Apart from the images, every record here needs to be copied exactly.
- - - -
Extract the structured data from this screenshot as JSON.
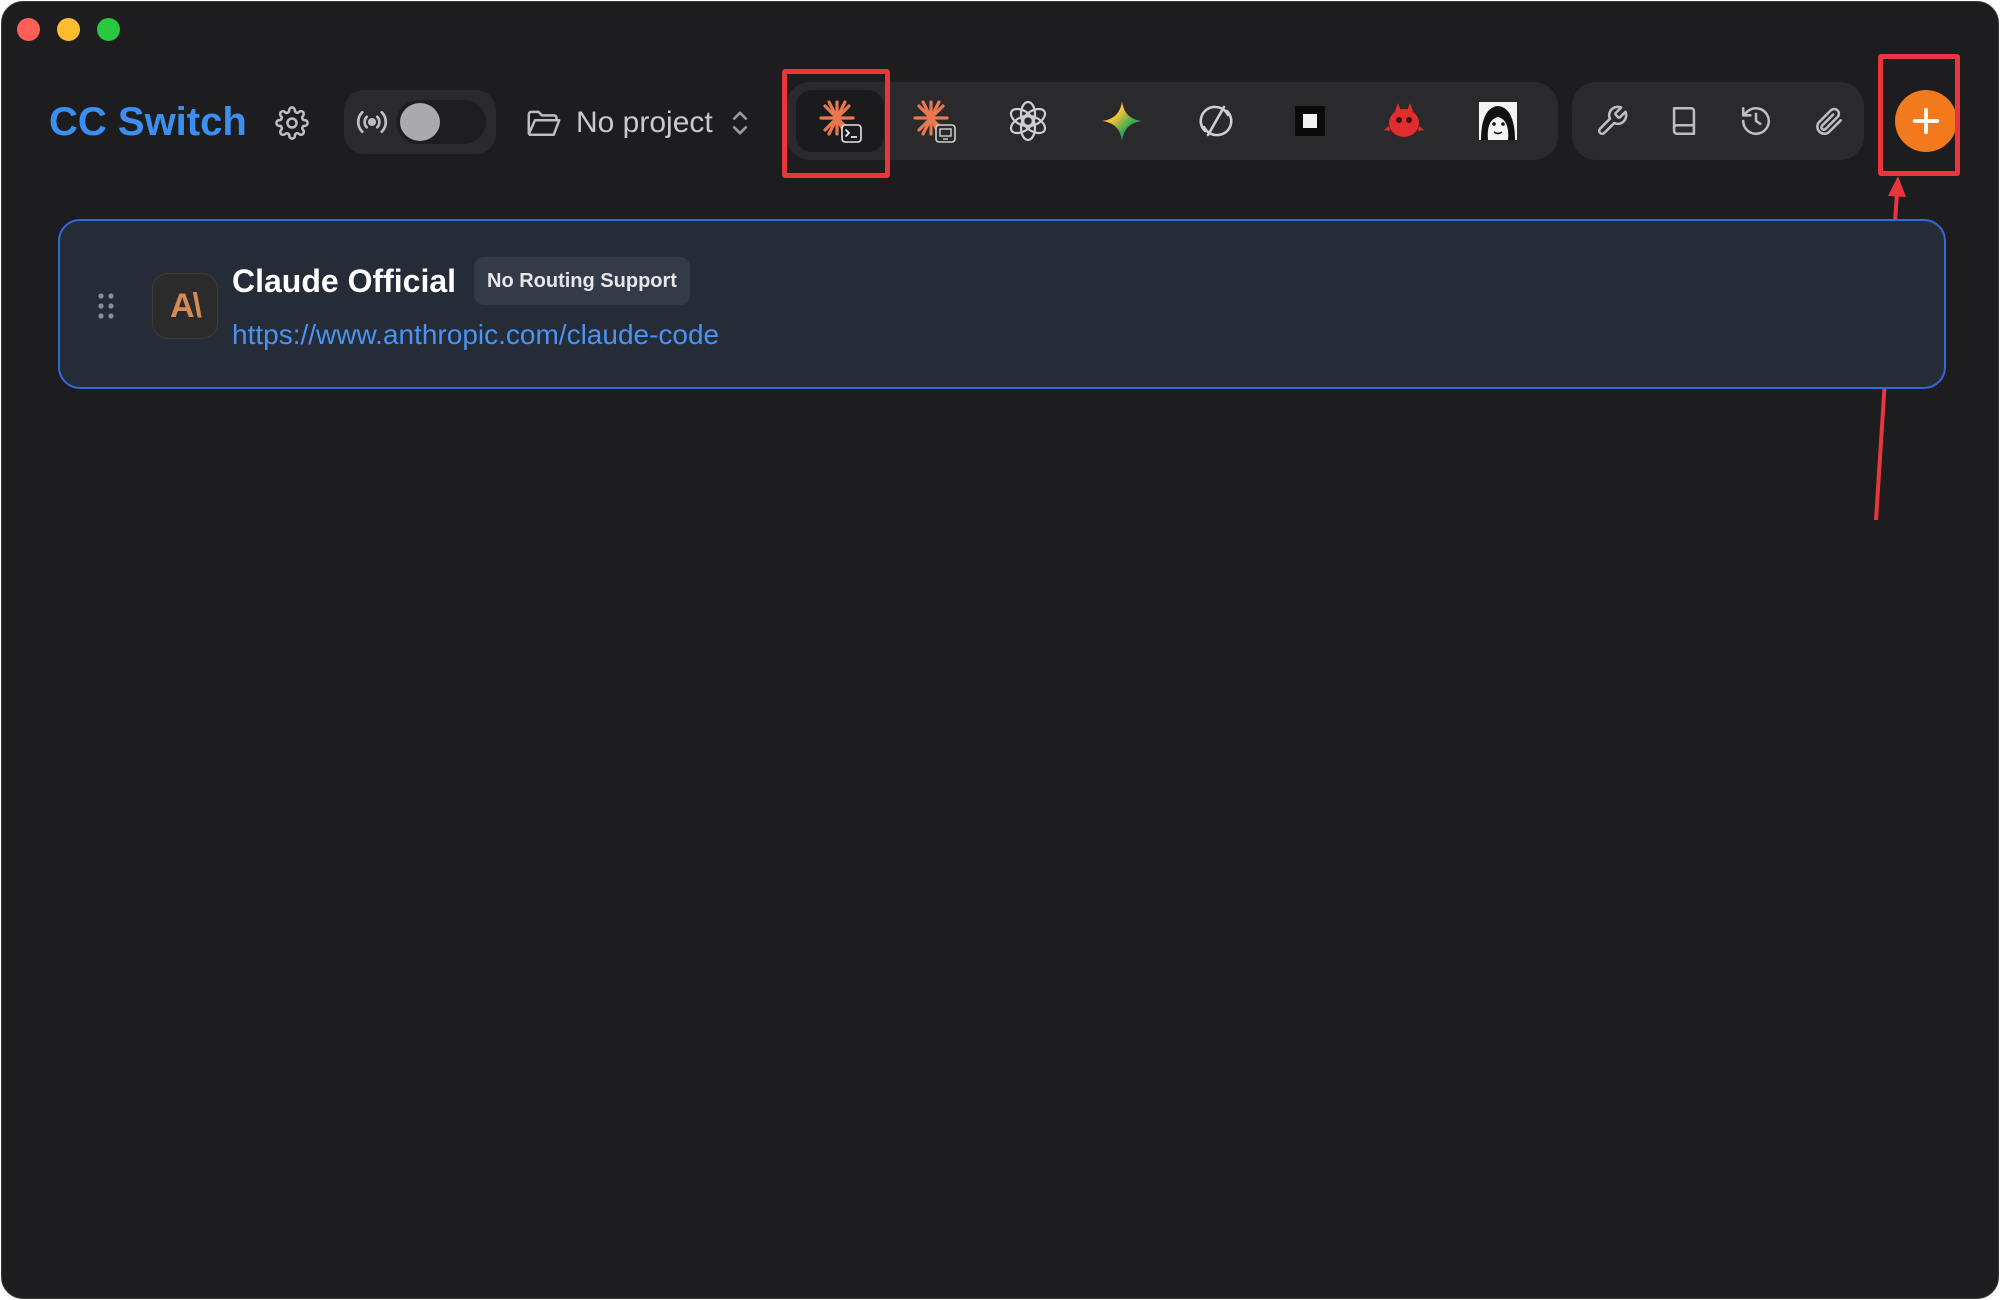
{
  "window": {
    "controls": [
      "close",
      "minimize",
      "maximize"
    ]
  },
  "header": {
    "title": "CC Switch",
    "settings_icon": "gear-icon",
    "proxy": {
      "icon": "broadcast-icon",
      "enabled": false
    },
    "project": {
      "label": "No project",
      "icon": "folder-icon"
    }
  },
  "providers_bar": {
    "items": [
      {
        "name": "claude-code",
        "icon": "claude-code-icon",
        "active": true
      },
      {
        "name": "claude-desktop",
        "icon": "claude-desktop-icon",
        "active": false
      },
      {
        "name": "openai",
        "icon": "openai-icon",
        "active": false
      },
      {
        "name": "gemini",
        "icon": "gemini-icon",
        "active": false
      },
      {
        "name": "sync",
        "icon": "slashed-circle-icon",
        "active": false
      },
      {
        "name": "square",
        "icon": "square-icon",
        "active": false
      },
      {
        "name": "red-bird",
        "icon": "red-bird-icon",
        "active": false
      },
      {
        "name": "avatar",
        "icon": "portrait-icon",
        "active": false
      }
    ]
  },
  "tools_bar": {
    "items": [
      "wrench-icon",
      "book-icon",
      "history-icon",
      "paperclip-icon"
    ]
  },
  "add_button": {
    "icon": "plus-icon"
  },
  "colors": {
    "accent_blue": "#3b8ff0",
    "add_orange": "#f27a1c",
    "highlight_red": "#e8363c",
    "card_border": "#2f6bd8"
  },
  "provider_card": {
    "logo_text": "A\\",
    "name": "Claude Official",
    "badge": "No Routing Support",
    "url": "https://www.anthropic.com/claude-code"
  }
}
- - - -
Result below:
Extract the structured data from this screenshot as JSON.
{
  "window": {
    "controls": [
      "close",
      "minimize",
      "maximize"
    ]
  },
  "header": {
    "title": "CC Switch",
    "settings_icon": "gear-icon",
    "proxy": {
      "icon": "broadcast-icon",
      "enabled": false
    },
    "project": {
      "label": "No project",
      "icon": "folder-icon"
    }
  },
  "providers_bar": {
    "items": [
      {
        "name": "claude-code",
        "icon": "claude-code-icon",
        "active": true
      },
      {
        "name": "claude-desktop",
        "icon": "claude-desktop-icon",
        "active": false
      },
      {
        "name": "openai",
        "icon": "openai-icon",
        "active": false
      },
      {
        "name": "gemini",
        "icon": "gemini-icon",
        "active": false
      },
      {
        "name": "sync",
        "icon": "slashed-circle-icon",
        "active": false
      },
      {
        "name": "square",
        "icon": "square-icon",
        "active": false
      },
      {
        "name": "red-bird",
        "icon": "red-bird-icon",
        "active": false
      },
      {
        "name": "avatar",
        "icon": "portrait-icon",
        "active": false
      }
    ]
  },
  "tools_bar": {
    "items": [
      "wrench-icon",
      "book-icon",
      "history-icon",
      "paperclip-icon"
    ]
  },
  "add_button": {
    "icon": "plus-icon"
  },
  "colors": {
    "accent_blue": "#3b8ff0",
    "add_orange": "#f27a1c",
    "highlight_red": "#e8363c",
    "card_border": "#2f6bd8"
  },
  "provider_card": {
    "logo_text": "A\\",
    "name": "Claude Official",
    "badge": "No Routing Support",
    "url": "https://www.anthropic.com/claude-code"
  }
}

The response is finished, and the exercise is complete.